ion of harvesting, many workers needed work for the winter. The Mop was held to bring employers and employees together. Those seeking work wore a ribbon denoting their trade so they could be easily identified. Upon being hired, they were paid a fee, which was then spent in the local pubs! With many hands looking for work, traders came to the town to sell their wares and hence the Mop was born. If you didn’t like your new employer, you had a second chance. Two weeks later is held the ‘Runaway Mop’ where you could switch employers. It is still held today. Both fairs close most of the centre of Stratford and my Mum mentioned that the District is trying to restrict both fairs.
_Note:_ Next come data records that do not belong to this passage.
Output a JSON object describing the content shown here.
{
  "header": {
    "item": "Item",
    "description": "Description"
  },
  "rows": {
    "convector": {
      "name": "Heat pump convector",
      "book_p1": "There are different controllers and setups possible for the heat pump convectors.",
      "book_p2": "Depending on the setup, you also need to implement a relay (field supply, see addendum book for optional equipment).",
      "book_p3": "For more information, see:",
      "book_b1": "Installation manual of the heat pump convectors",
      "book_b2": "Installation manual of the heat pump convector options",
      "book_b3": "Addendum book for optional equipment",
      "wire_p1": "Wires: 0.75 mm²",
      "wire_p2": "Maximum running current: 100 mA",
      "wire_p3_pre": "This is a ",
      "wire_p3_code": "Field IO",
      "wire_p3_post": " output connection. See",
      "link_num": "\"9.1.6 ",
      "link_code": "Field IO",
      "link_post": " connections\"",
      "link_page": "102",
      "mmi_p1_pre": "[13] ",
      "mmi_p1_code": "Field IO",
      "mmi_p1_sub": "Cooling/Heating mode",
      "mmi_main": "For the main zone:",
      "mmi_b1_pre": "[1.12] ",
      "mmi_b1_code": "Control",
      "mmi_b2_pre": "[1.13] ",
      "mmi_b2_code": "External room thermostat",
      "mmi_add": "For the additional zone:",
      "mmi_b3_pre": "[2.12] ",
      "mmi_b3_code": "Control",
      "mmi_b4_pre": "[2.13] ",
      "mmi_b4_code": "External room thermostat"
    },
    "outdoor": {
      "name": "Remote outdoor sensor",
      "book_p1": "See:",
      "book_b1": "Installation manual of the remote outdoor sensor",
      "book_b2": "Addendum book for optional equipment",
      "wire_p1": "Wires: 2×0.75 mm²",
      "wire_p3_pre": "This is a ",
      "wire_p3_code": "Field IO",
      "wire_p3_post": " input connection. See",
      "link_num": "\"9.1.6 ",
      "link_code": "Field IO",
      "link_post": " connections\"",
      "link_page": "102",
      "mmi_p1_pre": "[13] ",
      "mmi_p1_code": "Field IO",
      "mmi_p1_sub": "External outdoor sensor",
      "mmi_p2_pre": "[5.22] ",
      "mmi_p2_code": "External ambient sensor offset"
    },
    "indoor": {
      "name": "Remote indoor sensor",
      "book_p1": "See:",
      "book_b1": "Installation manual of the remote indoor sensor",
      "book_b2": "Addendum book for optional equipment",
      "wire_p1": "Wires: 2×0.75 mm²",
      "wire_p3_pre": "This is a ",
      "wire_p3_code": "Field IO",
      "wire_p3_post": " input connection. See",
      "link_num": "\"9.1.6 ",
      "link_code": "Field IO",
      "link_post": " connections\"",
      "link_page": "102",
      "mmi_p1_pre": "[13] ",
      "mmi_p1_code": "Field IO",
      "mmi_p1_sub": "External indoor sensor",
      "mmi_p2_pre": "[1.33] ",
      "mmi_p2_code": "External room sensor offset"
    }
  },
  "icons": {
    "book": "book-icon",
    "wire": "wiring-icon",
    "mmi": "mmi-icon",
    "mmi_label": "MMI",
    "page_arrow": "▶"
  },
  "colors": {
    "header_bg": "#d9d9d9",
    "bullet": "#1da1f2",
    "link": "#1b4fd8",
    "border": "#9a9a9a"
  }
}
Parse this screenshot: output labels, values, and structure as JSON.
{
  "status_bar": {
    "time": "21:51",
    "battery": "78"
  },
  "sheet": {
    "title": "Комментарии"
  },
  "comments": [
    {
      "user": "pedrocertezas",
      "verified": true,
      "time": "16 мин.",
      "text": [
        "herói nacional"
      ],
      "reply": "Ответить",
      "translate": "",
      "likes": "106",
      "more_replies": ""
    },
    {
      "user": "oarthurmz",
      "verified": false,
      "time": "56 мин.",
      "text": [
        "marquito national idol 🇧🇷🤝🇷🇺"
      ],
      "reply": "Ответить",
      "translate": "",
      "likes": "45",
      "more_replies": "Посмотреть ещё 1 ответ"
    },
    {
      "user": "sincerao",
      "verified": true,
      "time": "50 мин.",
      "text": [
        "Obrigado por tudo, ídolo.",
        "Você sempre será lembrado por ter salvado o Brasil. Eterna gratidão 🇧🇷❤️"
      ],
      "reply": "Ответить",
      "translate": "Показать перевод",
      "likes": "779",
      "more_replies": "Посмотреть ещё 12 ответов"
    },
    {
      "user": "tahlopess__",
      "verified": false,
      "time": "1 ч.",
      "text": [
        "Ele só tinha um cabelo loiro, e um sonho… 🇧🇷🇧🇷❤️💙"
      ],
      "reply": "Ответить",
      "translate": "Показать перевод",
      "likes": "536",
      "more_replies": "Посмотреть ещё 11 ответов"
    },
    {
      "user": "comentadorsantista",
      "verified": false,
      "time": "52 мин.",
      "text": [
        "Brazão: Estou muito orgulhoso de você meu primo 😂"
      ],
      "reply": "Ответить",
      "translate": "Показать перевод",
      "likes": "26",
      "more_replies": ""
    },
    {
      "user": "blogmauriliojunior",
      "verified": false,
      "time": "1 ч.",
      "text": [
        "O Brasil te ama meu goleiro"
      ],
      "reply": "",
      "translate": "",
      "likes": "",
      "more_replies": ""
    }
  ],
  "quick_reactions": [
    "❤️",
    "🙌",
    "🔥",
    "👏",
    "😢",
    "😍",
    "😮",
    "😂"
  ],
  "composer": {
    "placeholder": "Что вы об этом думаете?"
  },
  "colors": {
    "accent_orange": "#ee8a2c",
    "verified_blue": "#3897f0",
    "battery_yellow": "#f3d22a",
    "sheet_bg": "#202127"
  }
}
More Information ============= To find out more about Cox’s Yard: Ring them on – (01789) 404633 Email them at – Info@coxsyard.co.uk Visit their web-site at – www.coxsyard.co.uk Its open from 9am to 11pm throughout the year. Conclusions ========= February isn’t a good time to visit centres like this. It’s out of season and a bit chilly. We didn’t visit many of the facilities either. The Museum is okay for a wander but is expensive at £3.95 compared with say the Museum of London and the Science Museum. It has some interesting exhibits – but is a bit so so. The rest of the complex is okay – but is nothing special. Charles Wells have tried hard to do a bit of re-generation, but there are many schemes about which are far bigger and more interesting than this one. Someone ought to stop members of public from falling into the river by providing a handrail. It would seem that preserving a certain ambience is more important than preserving life. Councils can make daft decisions! If you do go, do visit the Coffee Shop and give the server more experience of making mocha’s! So to finish it off – it̵
7;s ‘Much ado about nothing’.